This entry on the 101 Action Movies list is based on the novel by John Godey and is hugely entertaining.
The way everyone talks to each other is just so ‘New York.’ There is that irreverent tone to their voices, even when dealing with the film’s baddies, that made me laugh, smile and enjoy the hell out of this one.
Walter Matthau is Zachary Garber. a lieutenant in the transit authority who gets caught up in a hostage situation when a group of four men, led by Robert Shaw, hijack one of New York’s subways. Aided by wildcard Hector Elizondo, using colors as names, and all dressed identically, Blue (Shaw) is cold and calculating having everything planned to the last step as the hold one car, and 17 people hostage for $1 million.
The film is whipsmart, moving along at a breakneck pace, as time runs out for Garber and his fellows including Jerry Stiller as Police Lieutenant Rico Patrone, and Tee Hee from Live and Let Die, Julius Harris.
All of this is done because a motorman played by Martin Balsam was fired for narcotics, he claims his innocence, and instead with Blue’s help is exacting his revenge.
I was totally taken in by how good this film was, to this point I had only seen Tony Scott’s remake which I thought was ok, but having seen this one now, the update is nowhere near as enthralling as the original.
It has a huge cast, from patrol men racing across town to get the money delivered in time, to a mayor who is booed as soon as he arrives on the scene. The multitude of characters adds a reality to the film, expanding the canvas to include more than just the dueling Garber and Blue. There is a SWAT team in the tunnels, a patrolman, various hierarchies of cops and city employees, and they all are working to meet Blue’s deadline of one hour, before he starts killing one hostage a minute, and he isn’t afraid to pull the trigger himself to show everyone he means business.
When we reach the final act, and things start to get resolved I was thinking perhaps Green (Balsam) was going to get away with it, until literally the final moment of the film, and I clapped, and exclaimed, brilliant.
Pelham is gritty, dirty and tense, and I love the look at how the subway would have been run in the 70s. Of course now, most of it is updated, and automated, as they did for the remake, but there’s something about this one that just draws you in.

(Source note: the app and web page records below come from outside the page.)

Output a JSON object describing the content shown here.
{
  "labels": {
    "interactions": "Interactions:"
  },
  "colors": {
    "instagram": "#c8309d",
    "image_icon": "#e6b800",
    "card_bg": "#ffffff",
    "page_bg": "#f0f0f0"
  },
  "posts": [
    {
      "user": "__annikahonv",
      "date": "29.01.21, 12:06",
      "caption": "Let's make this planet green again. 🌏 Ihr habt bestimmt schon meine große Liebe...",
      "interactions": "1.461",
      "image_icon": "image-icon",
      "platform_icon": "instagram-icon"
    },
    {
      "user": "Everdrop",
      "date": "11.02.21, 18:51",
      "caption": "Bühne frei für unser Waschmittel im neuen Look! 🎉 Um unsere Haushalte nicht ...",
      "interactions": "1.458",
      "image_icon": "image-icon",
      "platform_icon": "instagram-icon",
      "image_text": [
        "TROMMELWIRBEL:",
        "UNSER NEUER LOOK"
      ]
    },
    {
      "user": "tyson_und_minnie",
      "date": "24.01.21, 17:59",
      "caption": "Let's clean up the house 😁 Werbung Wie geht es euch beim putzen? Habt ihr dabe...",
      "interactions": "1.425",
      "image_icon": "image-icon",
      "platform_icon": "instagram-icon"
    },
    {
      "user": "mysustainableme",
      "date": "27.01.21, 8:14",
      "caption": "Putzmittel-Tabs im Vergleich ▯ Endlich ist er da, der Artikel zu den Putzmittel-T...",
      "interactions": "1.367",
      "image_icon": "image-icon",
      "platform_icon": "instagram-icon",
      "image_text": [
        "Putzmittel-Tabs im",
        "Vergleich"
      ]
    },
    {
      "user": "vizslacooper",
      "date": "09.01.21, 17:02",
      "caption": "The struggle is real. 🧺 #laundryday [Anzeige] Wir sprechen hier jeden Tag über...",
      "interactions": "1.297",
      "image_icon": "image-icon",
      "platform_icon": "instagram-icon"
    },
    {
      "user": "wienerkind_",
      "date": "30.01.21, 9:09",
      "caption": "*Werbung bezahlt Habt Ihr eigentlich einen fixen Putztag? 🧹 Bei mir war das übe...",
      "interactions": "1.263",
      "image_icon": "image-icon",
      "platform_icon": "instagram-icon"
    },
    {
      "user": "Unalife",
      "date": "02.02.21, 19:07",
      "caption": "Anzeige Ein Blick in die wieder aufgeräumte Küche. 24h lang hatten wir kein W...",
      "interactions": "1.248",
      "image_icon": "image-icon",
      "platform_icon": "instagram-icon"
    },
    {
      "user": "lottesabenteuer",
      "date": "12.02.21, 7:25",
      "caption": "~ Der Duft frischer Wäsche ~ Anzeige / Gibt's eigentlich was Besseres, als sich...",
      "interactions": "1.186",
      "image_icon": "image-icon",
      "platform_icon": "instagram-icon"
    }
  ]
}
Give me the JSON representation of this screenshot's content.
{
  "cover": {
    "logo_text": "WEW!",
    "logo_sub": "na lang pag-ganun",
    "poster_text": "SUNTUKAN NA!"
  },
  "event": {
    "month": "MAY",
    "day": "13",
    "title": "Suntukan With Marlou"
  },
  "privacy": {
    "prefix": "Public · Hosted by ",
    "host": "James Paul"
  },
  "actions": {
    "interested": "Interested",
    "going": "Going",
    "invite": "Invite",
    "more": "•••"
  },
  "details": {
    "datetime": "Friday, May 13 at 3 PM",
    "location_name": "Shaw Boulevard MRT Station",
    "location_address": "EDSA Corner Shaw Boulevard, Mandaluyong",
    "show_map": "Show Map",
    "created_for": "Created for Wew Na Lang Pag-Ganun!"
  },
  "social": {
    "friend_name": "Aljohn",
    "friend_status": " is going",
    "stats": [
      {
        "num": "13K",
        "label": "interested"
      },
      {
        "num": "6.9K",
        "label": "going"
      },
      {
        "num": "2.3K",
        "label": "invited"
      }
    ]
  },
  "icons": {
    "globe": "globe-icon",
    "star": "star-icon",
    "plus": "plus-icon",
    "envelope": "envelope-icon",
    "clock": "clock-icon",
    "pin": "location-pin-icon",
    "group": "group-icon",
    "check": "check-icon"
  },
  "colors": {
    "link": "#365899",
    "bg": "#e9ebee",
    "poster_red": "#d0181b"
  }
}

Matthau is just an everyman in this, as he tries to puzzle out Shaw’s plan, and save lives, even when he comes up against fellow employees who maybe aren’t quite so willing to do the same.
It looks great, its tightly paced and edited and is a smart action film, relying on character and situation to tell the story instead of a flurry of explosions. This is one smart action film.
Did you see it?